**HOW TO COMPLETE THIS TASK**
Tell how many lines in the records contain the word "aspx"; the number alone is the answer.

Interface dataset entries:
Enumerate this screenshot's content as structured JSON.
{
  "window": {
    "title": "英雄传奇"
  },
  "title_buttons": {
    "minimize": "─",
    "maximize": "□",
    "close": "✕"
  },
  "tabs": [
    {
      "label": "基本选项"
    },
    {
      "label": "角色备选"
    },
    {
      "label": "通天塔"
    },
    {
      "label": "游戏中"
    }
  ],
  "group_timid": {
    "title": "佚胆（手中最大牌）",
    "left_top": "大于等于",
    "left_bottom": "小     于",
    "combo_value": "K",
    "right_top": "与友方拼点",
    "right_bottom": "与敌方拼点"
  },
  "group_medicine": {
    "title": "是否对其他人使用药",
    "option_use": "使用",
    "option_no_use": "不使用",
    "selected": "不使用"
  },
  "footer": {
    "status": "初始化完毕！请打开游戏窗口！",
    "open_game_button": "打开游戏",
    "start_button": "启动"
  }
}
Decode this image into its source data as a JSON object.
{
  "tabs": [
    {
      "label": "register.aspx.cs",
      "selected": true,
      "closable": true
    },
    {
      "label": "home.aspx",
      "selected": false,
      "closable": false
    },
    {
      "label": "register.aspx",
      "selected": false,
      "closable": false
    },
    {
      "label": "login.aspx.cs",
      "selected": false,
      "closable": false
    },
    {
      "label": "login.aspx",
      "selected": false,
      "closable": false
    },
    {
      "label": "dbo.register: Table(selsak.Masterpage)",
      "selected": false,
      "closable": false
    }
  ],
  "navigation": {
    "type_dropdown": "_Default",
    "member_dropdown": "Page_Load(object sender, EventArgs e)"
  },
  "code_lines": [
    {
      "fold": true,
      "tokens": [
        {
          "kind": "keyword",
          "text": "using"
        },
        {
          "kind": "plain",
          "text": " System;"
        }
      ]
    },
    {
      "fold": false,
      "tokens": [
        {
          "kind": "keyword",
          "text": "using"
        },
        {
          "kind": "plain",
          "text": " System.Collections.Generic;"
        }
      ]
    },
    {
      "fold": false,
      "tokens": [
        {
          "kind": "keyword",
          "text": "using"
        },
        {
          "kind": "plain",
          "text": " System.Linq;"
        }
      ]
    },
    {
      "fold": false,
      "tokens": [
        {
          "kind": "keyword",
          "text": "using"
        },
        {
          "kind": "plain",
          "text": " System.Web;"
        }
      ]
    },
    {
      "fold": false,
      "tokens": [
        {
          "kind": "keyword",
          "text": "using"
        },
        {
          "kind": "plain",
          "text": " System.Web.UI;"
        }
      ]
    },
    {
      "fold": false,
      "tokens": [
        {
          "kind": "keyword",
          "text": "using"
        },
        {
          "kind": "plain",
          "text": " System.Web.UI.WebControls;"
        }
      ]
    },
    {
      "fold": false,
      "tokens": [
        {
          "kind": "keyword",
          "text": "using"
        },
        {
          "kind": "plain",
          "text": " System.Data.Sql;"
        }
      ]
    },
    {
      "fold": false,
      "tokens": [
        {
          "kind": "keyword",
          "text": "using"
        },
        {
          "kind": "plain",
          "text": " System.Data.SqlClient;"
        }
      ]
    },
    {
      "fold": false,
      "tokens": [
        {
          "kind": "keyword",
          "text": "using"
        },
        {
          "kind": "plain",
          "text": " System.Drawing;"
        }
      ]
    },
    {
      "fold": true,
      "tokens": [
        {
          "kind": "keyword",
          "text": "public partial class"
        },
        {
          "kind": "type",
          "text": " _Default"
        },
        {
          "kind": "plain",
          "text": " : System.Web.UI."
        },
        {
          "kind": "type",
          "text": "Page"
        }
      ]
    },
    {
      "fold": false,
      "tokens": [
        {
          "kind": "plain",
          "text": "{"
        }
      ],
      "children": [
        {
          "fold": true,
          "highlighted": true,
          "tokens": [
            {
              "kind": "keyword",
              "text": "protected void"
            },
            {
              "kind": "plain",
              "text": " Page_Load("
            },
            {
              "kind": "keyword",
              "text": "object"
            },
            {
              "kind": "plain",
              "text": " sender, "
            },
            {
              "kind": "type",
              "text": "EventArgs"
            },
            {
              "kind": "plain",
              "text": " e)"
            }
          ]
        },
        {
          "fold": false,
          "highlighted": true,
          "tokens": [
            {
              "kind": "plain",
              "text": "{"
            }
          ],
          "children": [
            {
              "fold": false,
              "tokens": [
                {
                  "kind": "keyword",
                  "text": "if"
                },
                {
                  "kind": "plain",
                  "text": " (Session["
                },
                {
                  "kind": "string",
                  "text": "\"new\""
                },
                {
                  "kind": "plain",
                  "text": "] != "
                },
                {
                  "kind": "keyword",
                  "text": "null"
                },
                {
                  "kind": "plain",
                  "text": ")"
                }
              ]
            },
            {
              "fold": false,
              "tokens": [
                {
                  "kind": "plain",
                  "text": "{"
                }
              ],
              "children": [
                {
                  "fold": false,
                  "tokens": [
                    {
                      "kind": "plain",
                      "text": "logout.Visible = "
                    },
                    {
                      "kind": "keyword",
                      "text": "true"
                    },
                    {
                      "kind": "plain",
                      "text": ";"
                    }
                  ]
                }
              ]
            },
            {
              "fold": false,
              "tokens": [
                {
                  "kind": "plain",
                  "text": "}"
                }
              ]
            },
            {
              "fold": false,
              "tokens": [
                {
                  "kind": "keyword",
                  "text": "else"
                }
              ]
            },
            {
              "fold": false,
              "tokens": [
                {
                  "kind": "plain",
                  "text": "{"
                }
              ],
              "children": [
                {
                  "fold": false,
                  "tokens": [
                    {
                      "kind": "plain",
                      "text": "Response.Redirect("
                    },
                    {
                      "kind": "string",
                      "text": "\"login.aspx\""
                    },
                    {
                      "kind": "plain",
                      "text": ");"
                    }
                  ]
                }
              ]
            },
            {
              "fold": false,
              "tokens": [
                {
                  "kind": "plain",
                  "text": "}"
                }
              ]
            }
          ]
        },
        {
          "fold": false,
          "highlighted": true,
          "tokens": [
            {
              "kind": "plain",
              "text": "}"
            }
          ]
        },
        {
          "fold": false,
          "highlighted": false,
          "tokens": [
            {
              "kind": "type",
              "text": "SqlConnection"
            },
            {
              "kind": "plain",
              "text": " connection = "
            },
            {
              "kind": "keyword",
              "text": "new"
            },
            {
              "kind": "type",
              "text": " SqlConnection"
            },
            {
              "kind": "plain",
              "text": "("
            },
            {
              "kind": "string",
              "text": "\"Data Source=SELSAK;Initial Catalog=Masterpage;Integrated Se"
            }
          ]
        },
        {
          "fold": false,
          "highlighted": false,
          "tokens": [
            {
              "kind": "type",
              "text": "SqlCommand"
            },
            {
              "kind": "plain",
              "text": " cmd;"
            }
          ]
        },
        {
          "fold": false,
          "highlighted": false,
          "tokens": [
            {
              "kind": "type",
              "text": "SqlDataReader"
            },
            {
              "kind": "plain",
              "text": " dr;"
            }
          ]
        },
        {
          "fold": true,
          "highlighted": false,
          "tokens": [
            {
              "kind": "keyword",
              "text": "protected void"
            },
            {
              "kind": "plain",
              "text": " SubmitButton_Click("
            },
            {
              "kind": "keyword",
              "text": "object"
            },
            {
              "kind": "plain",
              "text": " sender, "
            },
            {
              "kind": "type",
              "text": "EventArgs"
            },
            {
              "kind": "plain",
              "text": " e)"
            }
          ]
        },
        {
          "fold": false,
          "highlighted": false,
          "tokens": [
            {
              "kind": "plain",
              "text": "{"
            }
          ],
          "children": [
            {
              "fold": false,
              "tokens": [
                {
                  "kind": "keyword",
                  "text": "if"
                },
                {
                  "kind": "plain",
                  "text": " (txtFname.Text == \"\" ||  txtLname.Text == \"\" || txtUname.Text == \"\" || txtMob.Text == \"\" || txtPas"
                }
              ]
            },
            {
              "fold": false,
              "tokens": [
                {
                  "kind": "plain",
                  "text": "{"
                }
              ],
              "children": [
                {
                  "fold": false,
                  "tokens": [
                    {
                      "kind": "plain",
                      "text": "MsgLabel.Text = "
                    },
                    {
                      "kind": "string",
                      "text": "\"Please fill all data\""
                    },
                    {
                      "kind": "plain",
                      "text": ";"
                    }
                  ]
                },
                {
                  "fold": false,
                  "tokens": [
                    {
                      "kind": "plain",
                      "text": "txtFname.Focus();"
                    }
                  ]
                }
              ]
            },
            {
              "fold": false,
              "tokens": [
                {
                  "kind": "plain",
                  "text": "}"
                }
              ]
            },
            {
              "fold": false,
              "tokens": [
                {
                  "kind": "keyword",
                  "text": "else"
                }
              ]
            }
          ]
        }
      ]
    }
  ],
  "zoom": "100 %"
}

**YOUR SOLUTION**
6